Thursday, February 19, 2009

Dangerous Precedent

Another interesting exchange from the article about the tax credit/Soil District partisan pissing match:

State Del. Frank Turner, who proposed the reconsideration, had the same explanation for his votes.

“I oppose this,” he said. “I think this bill would set a dangerous precedent.”

Bates dismissed that explanation.

“It’s a dangerous precedent to credit residents for paying for a service they don’t receive?” she asked. “I don’t buy that.”

There are a large number of government services from which I receive a negative return on my tax dollar. Libraries, a golf course, parks, a swimming pool, public schools, etc. are all things that my local tax dollars are wasted on in which I don’t get much benefit from. In my opinion, the government has no business providing these things in the first place.

Many people claim that some things are so important to everyone in the community that these things should be subsidized by and/or provided by the government, rather than being left to the free market. I am specifically thinking about public schools here, since public schools are both controlled by the local government and financed by the local government via taxation. How often do we hear the refrain: “everyone benefits from an educated citizenry, therefore everyone should chip in and pay for education.” You know, the whole “positive externalities” argument. Almost everyone who makes this argument suddenly sees the fallacy of it when asked if they support government subsidy of private schools. After all, private schools provide the exact same benefits to society that public schools do.

When the government tries to make people pay for positive externalities, they end up creating an entire class of free riders. Free riders get far more than they pay for, sort of like an Amish person that pays no taxes yet still gets the benefit of national defense. The benefits from education (be it from public or private schools) overwhelmingly flow directly to the students and parents of students at that school. Obviously, students cannot be expected to foot the bill, but their parents or guardians certainly can. To make someone with no children shell out the same amount of tax dollars as their neighbor that has three kids in public schools is one of the most arrogant and irresponsible abuses of power that I can think of. This could be corrected by requiring that public schools charge tuition as I have suggested in the past.

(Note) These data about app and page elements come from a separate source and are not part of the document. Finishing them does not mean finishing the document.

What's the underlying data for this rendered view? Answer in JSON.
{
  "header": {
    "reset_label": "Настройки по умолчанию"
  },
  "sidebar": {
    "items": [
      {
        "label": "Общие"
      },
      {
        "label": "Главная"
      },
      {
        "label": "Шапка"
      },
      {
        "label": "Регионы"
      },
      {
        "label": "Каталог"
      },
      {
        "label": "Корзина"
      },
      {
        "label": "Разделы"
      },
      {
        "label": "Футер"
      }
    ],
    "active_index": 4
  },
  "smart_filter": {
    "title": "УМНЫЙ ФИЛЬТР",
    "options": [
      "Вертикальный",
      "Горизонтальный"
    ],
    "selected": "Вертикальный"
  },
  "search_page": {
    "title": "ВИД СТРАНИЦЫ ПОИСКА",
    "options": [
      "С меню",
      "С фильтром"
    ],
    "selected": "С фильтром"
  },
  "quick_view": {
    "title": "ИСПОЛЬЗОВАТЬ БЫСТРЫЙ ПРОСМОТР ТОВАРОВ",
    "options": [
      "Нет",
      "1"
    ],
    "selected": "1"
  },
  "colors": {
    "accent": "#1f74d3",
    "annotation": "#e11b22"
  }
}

I should point out that positive externalities are not only the result of education. Anyone who maintains a flower garden that their neighbor can see has produced a positive externality. A beekeeper whose bees pollinate a farmer’s field has produced positive externalities. Having a cool local restaurant like Clyde’s in the community creates positive externalities. creates positive externalities. In fact, positive externalities are everywhere. Unfortunately, so is gummint.